Ethical Frameworks for AI

Navigating the ethical governance of AI involves various philosophical doctrines:

  • Utilitarianism promotes actions that maximize the collective well-being. This perspective might justify AI systems that optimize efficiencies and benefits for the greatest number, but it also raises concerns about sacrificing individual rights and privacy for greater goods.
  • Deontological ethics, on the other hand, stresses adherence to moral duties and rules, suggesting that AI should operate within rigid ethical constraints to avoid harming individuals, regardless of the outcome. This approach advocates for strict compliance with ethical norms that ensure respect for human dignity and autonomy.
  • Virtue ethics focuses on the character and intentions of the individuals programming and deploying AI. This framework emphasizes moral character, advocating that those involved in AI development should embody virtues such as fairness, empathy, and prudence.

Implementing these ethical frameworks requires a multi-stakeholder strategy, bringing together ethicists, technologists, policymakers, and the public to ensure a well-rounded approach to AI governance. This collaboration is essential to develop AI systems that are not only efficient but also just and ethical.

Global Perspectives on AI Ethics

Global perspectives on AI ethics vary significantly, influenced by cultural, philosophical, and legal differences. For example, European regulations such as the General Data Protection Regulation (GDPR) reflect a strong emphasis on privacy and individual rights, while other regions may prioritize economic growth and technological advancement. The European Union’s AI regulations and guidelines proposed by global entities like the OECD aim to create frameworks that ensure AI development aligns with human rights and ethical standards across borders.

However, achieving international consensus on AI ethics is challenging. Different cultural contexts lead to differing priorities and ethical concerns, making it imperative to foster global dialogues that embrace these diverse perspectives. Such discussions are crucial for developing inclusive AI policies that accommodate various ethical standards and societal values.

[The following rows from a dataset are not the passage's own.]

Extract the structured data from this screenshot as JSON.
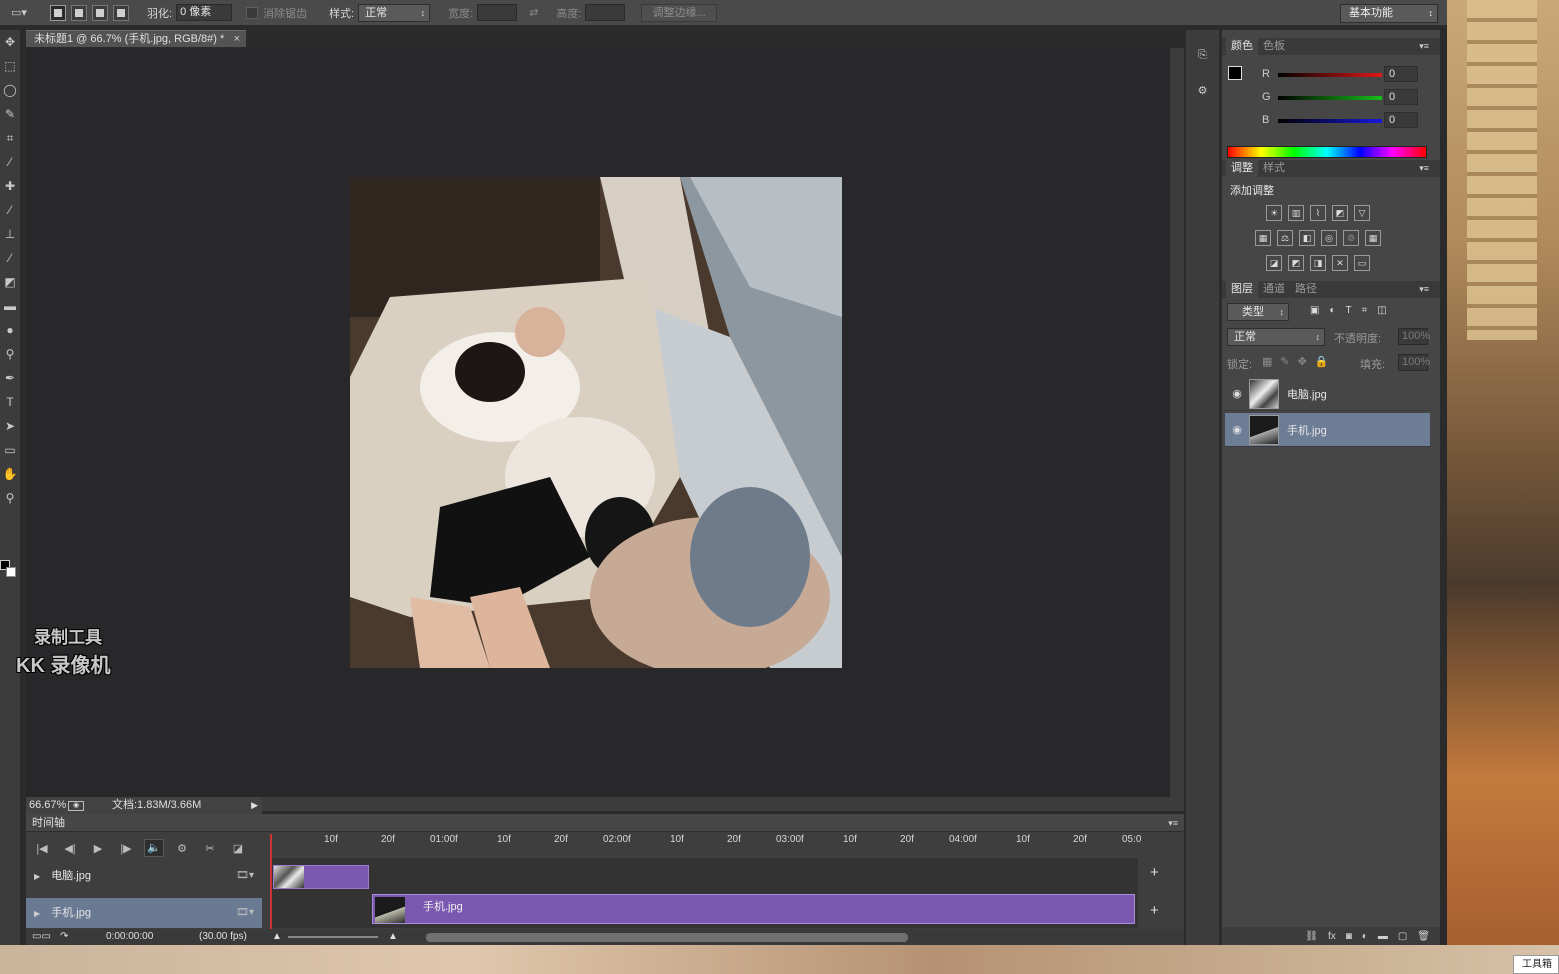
{
  "options_bar": {
    "feather_label": "羽化:",
    "feather_value": "0 像素",
    "antialias_label": "消除锯齿",
    "style_label": "样式:",
    "style_value": "正常",
    "width_label": "宽度:",
    "height_label": "高度:",
    "refine_edge_label": "调整边缘..."
  },
  "workspace": "基本功能",
  "document": {
    "tab_title": "未标题1 @ 66.7% (手机.jpg, RGB/8#) *",
    "zoom": "66.67%",
    "doc_size": "文档:1.83M/3.66M"
  },
  "watermark": {
    "line1": "录制工具",
    "line2": "KK 录像机"
  },
  "timeline": {
    "title": "时间轴",
    "ruler": [
      "10f",
      "20f",
      "01:00f",
      "10f",
      "20f",
      "02:00f",
      "10f",
      "20f",
      "03:00f",
      "10f",
      "20f",
      "04:00f",
      "10f",
      "20f",
      "05:0"
    ],
    "tracks": [
      {
        "name": "电脑.jpg",
        "selected": false
      },
      {
        "name": "手机.jpg",
        "selected": true
      }
    ],
    "clip_label": "手机.jpg",
    "time": "0:00:00:00",
    "fps": "(30.00 fps)"
  },
  "color_panel": {
    "tabs": [
      "颜色",
      "色板"
    ],
    "channels": [
      {
        "name": "R",
        "value": "0",
        "color": "#e01818"
      },
      {
        "name": "G",
        "value": "0",
        "color": "#18c018"
      },
      {
        "name": "B",
        "value": "0",
        "color": "#1818e0"
      }
    ]
  },
  "adjust_panel": {
    "tabs": [
      "调整",
      "样式"
    ],
    "title": "添加调整"
  },
  "layers_panel": {
    "tabs": [
      "图层",
      "通道",
      "路径"
    ],
    "filter": "类型",
    "blend_mode": "正常",
    "opacity_label": "不透明度:",
    "opacity_value": "100%",
    "lock_label": "锁定:",
    "fill_label": "填充:",
    "fill_value": "100%",
    "layers": [
      {
        "name": "电脑.jpg",
        "selected": false
      },
      {
        "name": "手机.jpg",
        "selected": true
      }
    ]
  },
  "taskbar_tooltip": "工具箱"
}
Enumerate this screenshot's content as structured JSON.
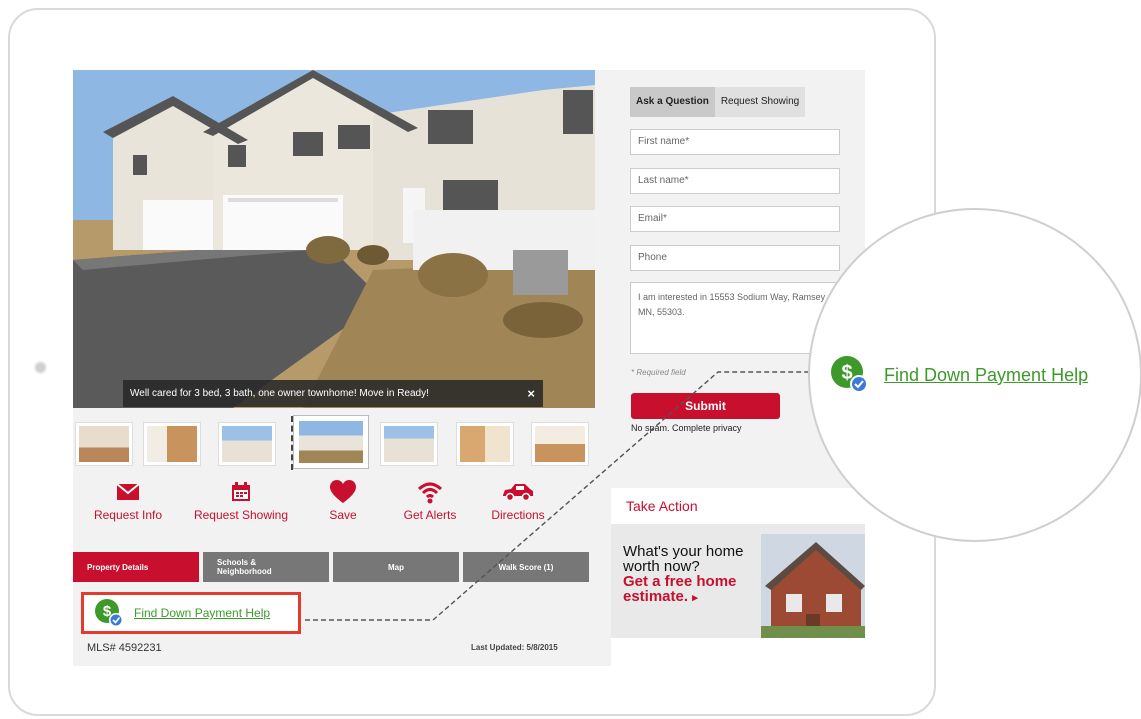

The Future of AI Ethics

As AI continues to evolve, it is crucial to proactively address the ethical challenges that accompany its advancements. Future developments in AI, such as enhanced autonomy and decision-making capabilities, will necessitate continuous ethical evaluations and the adaptation of existing regulations. The potential for AI to make decisions in critical areas, such as military operations or life-and-death medical choices, calls for robust ethical frameworks that are flexible enough to evolve with new technological realities.

Staying ahead of these challenges requires ongoing dialogue among scientists, ethicists, policymakers, and the public. Collaborative efforts are essential to ensure that AI develops in ways that respect human values and contribute positively to society.


The ethical exploration of AI is a complex but necessary endeavor as we integrate increasingly sophisticated technologies into the fabric of daily life. Addressing the ethical implications of AI involves a delicate balance between leveraging technological advancements for societal benefit while safeguarding individual freedoms and dignity. It calls for a commitment to continuous ethical scrutiny, collaborative regulation, and global dialogue, ensuring that AI advances with consideration for the diverse values and needs of humanity.

Further Reading and Resources

For those keen on delving deeper into AI ethics, the following resources are invaluable:

These texts provide comprehensive insights and discussions on the evolving debates surrounding AI ethics, offering valuable perspectives for both novices and experts in the field.